Grenada's Sustainable Development Plan 2020-2035 details the government's plan of action, in conjunction with the Strategic Program for Climate Resilience.

Environmental & social impacts of energy in Grenada

Grenada's National Disaster Management Agency is responsible for helping mitigate the damage already impacting the country from climate change and oil exploration activities.

References

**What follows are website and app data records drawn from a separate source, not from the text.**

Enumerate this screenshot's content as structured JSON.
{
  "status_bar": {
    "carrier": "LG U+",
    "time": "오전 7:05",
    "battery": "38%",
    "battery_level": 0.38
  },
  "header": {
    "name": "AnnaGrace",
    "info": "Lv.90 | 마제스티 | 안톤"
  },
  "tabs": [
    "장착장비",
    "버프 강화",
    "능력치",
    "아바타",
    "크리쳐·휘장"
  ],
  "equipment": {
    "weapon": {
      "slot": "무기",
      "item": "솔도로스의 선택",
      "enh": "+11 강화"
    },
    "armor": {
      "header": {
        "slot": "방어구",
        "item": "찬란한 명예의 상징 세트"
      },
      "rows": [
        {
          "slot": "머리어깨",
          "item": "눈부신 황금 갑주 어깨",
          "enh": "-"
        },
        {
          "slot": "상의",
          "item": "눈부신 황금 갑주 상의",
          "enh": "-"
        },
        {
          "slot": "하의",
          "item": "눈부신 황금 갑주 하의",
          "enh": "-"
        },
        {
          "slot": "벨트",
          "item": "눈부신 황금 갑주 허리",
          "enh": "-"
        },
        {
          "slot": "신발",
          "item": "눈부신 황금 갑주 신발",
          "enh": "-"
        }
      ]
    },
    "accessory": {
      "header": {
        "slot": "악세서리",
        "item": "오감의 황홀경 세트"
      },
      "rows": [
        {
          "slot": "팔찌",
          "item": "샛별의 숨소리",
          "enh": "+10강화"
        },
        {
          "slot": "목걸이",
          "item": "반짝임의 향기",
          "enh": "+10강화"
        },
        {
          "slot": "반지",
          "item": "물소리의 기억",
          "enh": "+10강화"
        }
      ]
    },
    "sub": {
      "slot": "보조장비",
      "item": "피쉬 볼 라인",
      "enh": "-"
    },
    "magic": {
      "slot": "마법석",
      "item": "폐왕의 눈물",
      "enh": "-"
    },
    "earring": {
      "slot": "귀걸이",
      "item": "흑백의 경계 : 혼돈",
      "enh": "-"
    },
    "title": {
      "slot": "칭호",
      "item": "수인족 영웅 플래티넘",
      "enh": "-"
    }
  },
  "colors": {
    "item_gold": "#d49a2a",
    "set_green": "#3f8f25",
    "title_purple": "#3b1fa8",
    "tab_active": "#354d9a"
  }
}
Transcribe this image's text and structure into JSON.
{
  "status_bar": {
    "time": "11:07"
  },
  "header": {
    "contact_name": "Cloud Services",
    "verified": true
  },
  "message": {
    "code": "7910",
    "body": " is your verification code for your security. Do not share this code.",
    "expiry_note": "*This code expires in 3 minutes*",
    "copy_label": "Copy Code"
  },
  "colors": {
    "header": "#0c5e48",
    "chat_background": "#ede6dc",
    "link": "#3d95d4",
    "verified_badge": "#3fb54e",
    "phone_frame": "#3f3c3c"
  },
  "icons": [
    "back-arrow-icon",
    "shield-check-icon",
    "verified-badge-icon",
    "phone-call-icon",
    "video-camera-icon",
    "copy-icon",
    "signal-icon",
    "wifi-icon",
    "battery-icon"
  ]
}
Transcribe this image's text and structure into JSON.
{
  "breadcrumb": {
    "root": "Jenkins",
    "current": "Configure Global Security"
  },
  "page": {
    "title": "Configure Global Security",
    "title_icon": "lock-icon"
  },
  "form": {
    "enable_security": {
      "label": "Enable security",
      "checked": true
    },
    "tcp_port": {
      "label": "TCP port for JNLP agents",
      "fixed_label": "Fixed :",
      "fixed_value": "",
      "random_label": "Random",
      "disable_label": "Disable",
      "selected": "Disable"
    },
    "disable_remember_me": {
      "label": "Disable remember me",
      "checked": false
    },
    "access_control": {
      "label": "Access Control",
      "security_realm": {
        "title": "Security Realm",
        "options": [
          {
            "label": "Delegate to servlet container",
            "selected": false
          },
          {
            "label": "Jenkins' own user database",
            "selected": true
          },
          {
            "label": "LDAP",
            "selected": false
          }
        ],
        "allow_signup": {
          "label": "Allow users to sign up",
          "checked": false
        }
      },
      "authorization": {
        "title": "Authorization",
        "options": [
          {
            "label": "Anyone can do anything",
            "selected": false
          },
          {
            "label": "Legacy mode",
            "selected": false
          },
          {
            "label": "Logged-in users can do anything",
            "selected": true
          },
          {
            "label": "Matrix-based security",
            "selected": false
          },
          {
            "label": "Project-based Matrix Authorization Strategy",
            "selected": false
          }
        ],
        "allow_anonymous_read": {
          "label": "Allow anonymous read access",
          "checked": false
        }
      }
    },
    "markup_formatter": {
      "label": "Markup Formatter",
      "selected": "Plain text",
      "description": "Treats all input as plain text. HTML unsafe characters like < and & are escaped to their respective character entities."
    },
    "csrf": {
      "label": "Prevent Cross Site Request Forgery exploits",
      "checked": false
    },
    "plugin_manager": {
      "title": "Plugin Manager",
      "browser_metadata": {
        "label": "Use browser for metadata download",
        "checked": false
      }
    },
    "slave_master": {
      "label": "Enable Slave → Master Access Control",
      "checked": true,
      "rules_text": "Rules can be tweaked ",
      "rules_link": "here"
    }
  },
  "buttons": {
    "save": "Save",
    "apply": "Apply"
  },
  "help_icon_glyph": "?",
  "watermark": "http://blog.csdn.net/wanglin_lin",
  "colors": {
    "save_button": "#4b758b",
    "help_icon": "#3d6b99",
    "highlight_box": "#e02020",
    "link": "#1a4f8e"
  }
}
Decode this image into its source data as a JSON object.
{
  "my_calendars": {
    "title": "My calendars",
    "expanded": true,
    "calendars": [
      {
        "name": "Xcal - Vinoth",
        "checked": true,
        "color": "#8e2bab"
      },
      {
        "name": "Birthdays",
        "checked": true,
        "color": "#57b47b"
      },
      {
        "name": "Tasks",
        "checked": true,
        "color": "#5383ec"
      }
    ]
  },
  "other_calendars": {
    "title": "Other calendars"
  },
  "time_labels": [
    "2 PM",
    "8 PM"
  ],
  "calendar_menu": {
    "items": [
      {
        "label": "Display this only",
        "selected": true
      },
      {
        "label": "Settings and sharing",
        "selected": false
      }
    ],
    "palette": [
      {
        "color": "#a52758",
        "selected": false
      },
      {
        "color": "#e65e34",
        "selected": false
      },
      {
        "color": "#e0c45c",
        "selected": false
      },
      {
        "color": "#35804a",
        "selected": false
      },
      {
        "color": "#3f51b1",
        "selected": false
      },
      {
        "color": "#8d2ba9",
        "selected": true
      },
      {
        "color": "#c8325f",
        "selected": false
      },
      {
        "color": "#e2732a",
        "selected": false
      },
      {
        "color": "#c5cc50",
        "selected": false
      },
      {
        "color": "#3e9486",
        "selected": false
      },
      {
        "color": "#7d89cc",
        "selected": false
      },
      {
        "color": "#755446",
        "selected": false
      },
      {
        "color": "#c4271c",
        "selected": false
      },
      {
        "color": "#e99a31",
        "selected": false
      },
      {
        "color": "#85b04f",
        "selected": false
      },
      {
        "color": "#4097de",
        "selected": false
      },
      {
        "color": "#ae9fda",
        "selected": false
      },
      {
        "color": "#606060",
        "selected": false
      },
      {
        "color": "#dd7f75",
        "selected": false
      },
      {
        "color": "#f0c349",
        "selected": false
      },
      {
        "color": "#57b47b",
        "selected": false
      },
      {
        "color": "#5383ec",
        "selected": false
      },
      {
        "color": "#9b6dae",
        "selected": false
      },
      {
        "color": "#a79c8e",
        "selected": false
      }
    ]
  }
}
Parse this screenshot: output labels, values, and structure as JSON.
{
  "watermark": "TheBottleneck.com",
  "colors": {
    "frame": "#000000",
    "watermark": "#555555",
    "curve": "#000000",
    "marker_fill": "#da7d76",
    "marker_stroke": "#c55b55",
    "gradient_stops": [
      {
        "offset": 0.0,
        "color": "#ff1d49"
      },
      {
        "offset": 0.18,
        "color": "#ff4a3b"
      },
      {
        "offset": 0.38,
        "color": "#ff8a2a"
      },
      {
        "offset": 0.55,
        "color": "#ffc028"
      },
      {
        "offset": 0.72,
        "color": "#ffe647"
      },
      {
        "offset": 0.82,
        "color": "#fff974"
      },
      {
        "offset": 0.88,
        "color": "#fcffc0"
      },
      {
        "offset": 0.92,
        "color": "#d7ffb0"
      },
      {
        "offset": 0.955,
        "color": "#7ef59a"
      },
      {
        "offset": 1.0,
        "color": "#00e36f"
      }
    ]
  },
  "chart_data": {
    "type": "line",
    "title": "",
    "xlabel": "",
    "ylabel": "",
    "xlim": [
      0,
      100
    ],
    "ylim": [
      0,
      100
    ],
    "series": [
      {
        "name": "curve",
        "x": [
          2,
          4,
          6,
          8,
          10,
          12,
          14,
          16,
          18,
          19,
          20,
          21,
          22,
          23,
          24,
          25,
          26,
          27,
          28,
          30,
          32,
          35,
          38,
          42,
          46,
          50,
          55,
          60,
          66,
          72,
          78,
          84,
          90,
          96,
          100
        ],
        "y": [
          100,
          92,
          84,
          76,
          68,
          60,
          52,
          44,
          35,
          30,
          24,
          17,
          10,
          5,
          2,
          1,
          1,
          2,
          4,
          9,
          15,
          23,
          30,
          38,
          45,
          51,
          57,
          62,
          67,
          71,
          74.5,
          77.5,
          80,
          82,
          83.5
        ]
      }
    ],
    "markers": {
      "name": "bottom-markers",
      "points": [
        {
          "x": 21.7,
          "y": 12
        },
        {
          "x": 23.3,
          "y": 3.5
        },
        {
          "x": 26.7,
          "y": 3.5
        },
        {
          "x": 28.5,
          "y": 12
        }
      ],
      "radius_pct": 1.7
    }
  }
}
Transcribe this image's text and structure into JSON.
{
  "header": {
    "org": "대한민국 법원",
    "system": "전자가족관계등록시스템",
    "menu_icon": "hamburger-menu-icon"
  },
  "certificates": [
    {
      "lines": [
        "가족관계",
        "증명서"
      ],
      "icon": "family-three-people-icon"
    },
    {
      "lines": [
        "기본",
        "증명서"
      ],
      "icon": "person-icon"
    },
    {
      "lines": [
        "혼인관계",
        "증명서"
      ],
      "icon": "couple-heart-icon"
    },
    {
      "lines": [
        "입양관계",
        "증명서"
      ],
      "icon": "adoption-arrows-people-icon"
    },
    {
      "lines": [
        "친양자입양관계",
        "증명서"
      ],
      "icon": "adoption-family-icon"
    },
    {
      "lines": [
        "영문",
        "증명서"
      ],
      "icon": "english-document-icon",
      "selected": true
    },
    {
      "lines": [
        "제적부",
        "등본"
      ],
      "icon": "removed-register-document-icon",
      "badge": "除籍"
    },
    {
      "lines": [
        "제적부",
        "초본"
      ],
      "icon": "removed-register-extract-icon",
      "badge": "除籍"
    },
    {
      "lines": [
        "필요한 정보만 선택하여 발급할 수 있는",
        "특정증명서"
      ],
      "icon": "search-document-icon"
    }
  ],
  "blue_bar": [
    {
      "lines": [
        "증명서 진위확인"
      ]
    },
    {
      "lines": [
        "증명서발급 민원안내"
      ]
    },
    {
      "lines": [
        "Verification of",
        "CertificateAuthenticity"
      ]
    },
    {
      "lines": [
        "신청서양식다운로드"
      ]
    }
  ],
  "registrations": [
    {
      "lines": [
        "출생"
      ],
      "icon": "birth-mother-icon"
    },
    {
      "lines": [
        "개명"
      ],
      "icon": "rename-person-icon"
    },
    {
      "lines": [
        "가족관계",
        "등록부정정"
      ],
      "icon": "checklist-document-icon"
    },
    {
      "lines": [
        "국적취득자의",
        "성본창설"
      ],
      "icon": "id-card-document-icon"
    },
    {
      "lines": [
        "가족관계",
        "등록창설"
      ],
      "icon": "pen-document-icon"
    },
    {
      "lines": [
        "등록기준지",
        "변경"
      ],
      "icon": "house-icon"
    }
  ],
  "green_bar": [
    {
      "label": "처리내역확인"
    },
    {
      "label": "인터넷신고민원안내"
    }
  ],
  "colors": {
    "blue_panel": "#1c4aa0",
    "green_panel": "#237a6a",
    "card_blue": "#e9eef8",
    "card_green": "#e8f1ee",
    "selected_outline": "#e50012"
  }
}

  1. 1.0 1.1 "Panorama Energético de América Latina y el Caribe 2020". OLADE. November 27, 2020.
  2. 2.0 2.1 2.2 2.3 2.4 2.5 "Why Grenada had to nationalise its electricity for $60m to pursue renewables". Climate Home News. 2021-02-05. Retrieved 2021-05-24.
  3. "Grenada: Intended Nationally Determined Contribution" (PDF). Government of Grenada. April 22, 2016.
  4. 4.0 4.1 4.2 "Grenada Energy Snapshot" (PDF). Energy Transitions Initiative. September 2020.
  5. "Second Nationally Determined Contribution" (PDF). Government of Grenada. November 30, 2020.
  6. 6.0 6.1 "Foreign companies team up to explore for oil in Grenada". OilNow. 2018-10-30. Retrieved 2021-05-24.
  7. "Grenada Electricity Services Ltd. (Grenlec)". Linkedin. May 2021.
  8. 8.0 8.1 8.2 8.3 8.4 "Grenada - The World Factbook". www.cia.gov. Retrieved 2021-05-24.
  9. "Grenada Trade". World Integrated Trade Solution. 2018.
  10. "Grenada gunning for commercial oil & gas". OilNow. 2017-10-28. Retrieved 2021-05-24.
  11. 11.0 11.1 "Grenada: First Discovery - INEXS". INEXS. 2018-01-15. Retrieved 2021-05-24.
  12. "StackPath". www.offshore-mag.com. Retrieved 2021-05-24.
  13. "Grenlec Year In Review 2020". GRENLEC. Retrieved 2021-05-24.
  14. "Energy Snapshot: Grenada" (PDF). National Renewable Energy Laboratory. March 2015.